- _Exercise aim_
The data below is to be output in full, unchanged.

Entries from a dataset of interfaces
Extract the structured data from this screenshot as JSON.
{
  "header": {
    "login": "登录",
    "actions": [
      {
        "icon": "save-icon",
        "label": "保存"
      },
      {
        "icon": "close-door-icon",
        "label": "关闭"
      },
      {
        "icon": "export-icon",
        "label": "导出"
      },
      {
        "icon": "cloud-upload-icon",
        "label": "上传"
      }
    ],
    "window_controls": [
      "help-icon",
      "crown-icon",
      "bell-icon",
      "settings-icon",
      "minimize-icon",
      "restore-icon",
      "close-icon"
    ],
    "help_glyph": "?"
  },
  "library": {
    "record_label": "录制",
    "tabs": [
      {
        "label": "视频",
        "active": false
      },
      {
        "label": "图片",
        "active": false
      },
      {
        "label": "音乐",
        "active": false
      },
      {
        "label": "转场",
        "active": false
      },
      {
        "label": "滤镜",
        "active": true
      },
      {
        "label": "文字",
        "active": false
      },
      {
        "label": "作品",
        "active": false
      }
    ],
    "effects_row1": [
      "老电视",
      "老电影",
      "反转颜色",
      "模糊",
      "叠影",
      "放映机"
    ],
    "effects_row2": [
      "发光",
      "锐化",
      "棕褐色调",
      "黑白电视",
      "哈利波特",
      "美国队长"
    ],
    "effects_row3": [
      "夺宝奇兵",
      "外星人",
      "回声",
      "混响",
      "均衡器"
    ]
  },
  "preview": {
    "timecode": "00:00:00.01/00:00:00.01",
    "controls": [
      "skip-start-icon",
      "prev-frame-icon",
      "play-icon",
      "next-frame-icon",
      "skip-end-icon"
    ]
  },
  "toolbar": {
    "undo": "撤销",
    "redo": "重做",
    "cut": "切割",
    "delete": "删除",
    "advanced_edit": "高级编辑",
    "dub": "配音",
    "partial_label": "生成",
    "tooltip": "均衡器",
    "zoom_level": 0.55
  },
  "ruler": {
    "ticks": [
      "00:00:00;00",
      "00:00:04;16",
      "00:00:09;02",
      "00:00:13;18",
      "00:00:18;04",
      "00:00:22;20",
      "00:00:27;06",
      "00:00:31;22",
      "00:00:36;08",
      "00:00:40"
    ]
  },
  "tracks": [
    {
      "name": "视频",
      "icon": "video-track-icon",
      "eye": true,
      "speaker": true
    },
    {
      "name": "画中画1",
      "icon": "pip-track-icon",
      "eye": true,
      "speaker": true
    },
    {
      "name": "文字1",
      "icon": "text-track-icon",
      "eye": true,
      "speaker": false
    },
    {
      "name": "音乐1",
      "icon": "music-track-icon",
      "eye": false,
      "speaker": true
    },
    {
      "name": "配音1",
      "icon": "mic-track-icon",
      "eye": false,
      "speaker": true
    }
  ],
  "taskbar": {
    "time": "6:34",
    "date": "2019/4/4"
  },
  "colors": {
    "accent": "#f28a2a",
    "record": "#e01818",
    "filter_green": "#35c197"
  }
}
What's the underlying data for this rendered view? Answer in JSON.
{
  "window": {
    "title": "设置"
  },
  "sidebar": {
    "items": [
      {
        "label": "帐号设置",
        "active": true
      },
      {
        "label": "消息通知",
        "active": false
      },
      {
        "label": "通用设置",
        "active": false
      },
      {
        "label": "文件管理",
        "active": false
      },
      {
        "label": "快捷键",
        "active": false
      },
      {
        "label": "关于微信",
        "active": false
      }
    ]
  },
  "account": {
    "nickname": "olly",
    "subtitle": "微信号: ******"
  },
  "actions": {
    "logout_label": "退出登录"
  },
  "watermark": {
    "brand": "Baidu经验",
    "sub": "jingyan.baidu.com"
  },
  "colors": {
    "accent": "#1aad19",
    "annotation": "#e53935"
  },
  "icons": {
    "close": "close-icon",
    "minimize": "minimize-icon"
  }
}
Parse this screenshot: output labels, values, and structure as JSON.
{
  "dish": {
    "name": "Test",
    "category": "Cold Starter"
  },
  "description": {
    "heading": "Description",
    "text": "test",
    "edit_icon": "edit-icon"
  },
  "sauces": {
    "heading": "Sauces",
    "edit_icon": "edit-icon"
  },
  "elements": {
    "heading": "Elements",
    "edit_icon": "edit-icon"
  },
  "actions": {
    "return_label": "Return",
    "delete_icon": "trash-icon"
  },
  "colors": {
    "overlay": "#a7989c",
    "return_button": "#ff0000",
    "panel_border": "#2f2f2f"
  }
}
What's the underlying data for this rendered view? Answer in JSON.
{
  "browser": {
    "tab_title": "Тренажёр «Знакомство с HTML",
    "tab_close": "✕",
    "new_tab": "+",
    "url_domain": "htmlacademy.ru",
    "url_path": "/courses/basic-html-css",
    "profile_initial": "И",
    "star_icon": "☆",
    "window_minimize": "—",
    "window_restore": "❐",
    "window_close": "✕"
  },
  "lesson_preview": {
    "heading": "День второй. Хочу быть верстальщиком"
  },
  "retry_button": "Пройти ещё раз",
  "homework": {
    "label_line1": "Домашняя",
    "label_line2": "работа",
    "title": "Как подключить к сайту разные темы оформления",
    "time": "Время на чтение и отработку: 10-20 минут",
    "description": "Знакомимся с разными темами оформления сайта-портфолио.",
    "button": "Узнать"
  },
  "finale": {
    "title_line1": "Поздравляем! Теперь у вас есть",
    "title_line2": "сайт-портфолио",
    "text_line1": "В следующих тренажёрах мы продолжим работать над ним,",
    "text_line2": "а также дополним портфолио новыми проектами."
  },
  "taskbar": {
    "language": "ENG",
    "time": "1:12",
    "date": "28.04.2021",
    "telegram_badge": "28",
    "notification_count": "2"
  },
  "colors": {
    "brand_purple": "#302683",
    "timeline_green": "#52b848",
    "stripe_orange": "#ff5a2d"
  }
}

- _Answer box_
Extract the structured data from this screenshot as JSON.
{
  "header": {
    "login": "登录",
    "actions": [
      {
        "icon": "save-icon",
        "label": "保存"
      },
      {
        "icon": "close-door-icon",
        "label": "关闭"
      },
      {
        "icon": "export-icon",
        "label": "导出"
      },
      {
        "icon": "cloud-upload-icon",
        "label": "上传"
      }
    ],
    "window_controls": [
      "help-icon",
      "crown-icon",
      "bell-icon",
      "settings-icon",
      "minimize-icon",
      "restore-icon",
      "close-icon"
    ],
    "help_glyph": "?"
  },
  "library": {
    "record_label": "录制",
    "tabs": [
      {
        "label": "视频",
        "active": false
      },
      {
        "label": "图片",
        "active": false
      },
      {
        "label": "音乐",
        "active": false
      },
      {
        "label": "转场",
        "active": false
      },
      {
        "label": "滤镜",
        "active": true
      },
      {
        "label": "文字",
        "active": false
      },
      {
        "label": "作品",
        "active": false
      }
    ],
    "effects_row1": [
      "老电视",
      "老电影",
      "反转颜色",
      "模糊",
      "叠影",
      "放映机"
    ],
    "effects_row2": [
      "发光",
      "锐化",
      "棕褐色调",
      "黑白电视",
      "哈利波特",
      "美国队长"
    ],
    "effects_row3": [
      "夺宝奇兵",
      "外星人",
      "回声",
      "混响",
      "均衡器"
    ]
  },
  "preview": {
    "timecode": "00:00:00.01/00:00:00.01",
    "controls": [
      "skip-start-icon",
      "prev-frame-icon",
      "play-icon",
      "next-frame-icon",
      "skip-end-icon"
    ]
  },
  "toolbar": {
    "undo": "撤销",
    "redo": "重做",
    "cut": "切割",
    "delete": "删除",
    "advanced_edit": "高级编辑",
    "dub": "配音",
    "partial_label": "生成",
    "tooltip": "均衡器",
    "zoom_level": 0.55
  },
  "ruler": {
    "ticks": [
      "00:00:00;00",
      "00:00:04;16",
      "00:00:09;02",
      "00:00:13;18",
      "00:00:18;04",
      "00:00:22;20",
      "00:00:27;06",
      "00:00:31;22",
      "00:00:36;08",
      "00:00:40"
    ]
  },
  "tracks": [
    {
      "name": "视频",
      "icon": "video-track-icon",
      "eye": true,
      "speaker": true
    },
    {
      "name": "画中画1",
      "icon": "pip-track-icon",
      "eye": true,
      "speaker": true
    },
    {
      "name": "文字1",
      "icon": "text-track-icon",
      "eye": true,
      "speaker": false
    },
    {
      "name": "音乐1",
      "icon": "music-track-icon",
      "eye": false,
      "speaker": true
    },
    {
      "name": "配音1",
      "icon": "mic-track-icon",
      "eye": false,
      "speaker": true
    }
  ],
  "taskbar": {
    "time": "6:34",
    "date": "2019/4/4"
  },
  "colors": {
    "accent": "#f28a2a",
    "record": "#e01818",
    "filter_green": "#35c197"
  }
}
What's the underlying data for this rendered view? Answer in JSON.
{
  "window": {
    "title": "设置"
  },
  "sidebar": {
    "items": [
      {
        "label": "帐号设置",
        "active": true
      },
      {
        "label": "消息通知",
        "active": false
      },
      {
        "label": "通用设置",
        "active": false
      },
      {
        "label": "文件管理",
        "active": false
      },
      {
        "label": "快捷键",
        "active": false
      },
      {
        "label": "关于微信",
        "active": false
      }
    ]
  },
  "account": {
    "nickname": "olly",
    "subtitle": "微信号: ******"
  },
  "actions": {
    "logout_label": "退出登录"
  },
  "watermark": {
    "brand": "Baidu经验",
    "sub": "jingyan.baidu.com"
  },
  "colors": {
    "accent": "#1aad19",
    "annotation": "#e53935"
  },
  "icons": {
    "close": "close-icon",
    "minimize": "minimize-icon"
  }
}
Parse this screenshot: output labels, values, and structure as JSON.
{
  "dish": {
    "name": "Test",
    "category": "Cold Starter"
  },
  "description": {
    "heading": "Description",
    "text": "test",
    "edit_icon": "edit-icon"
  },
  "sauces": {
    "heading": "Sauces",
    "edit_icon": "edit-icon"
  },
  "elements": {
    "heading": "Elements",
    "edit_icon": "edit-icon"
  },
  "actions": {
    "return_label": "Return",
    "delete_icon": "trash-icon"
  },
  "colors": {
    "overlay": "#a7989c",
    "return_button": "#ff0000",
    "panel_border": "#2f2f2f"
  }
}
What's the underlying data for this rendered view? Answer in JSON.
{
  "browser": {
    "tab_title": "Тренажёр «Знакомство с HTML",
    "tab_close": "✕",
    "new_tab": "+",
    "url_domain": "htmlacademy.ru",
    "url_path": "/courses/basic-html-css",
    "profile_initial": "И",
    "star_icon": "☆",
    "window_minimize": "—",
    "window_restore": "❐",
    "window_close": "✕"
  },
  "lesson_preview": {
    "heading": "День второй. Хочу быть верстальщиком"
  },
  "retry_button": "Пройти ещё раз",
  "homework": {
    "label_line1": "Домашняя",
    "label_line2": "работа",
    "title": "Как подключить к сайту разные темы оформления",
    "time": "Время на чтение и отработку: 10-20 минут",
    "description": "Знакомимся с разными темами оформления сайта-портфолио.",
    "button": "Узнать"
  },
  "finale": {
    "title_line1": "Поздравляем! Теперь у вас есть",
    "title_line2": "сайт-портфолио",
    "text_line1": "В следующих тренажёрах мы продолжим работать над ним,",
    "text_line2": "а также дополним портфолио новыми проектами."
  },
  "taskbar": {
    "language": "ENG",
    "time": "1:12",
    "date": "28.04.2021",
    "telegram_badge": "28",
    "notification_count": "2"
  },
  "colors": {
    "brand_purple": "#302683",
    "timeline_green": "#52b848",
    "stripe_orange": "#ff5a2d"
  }
}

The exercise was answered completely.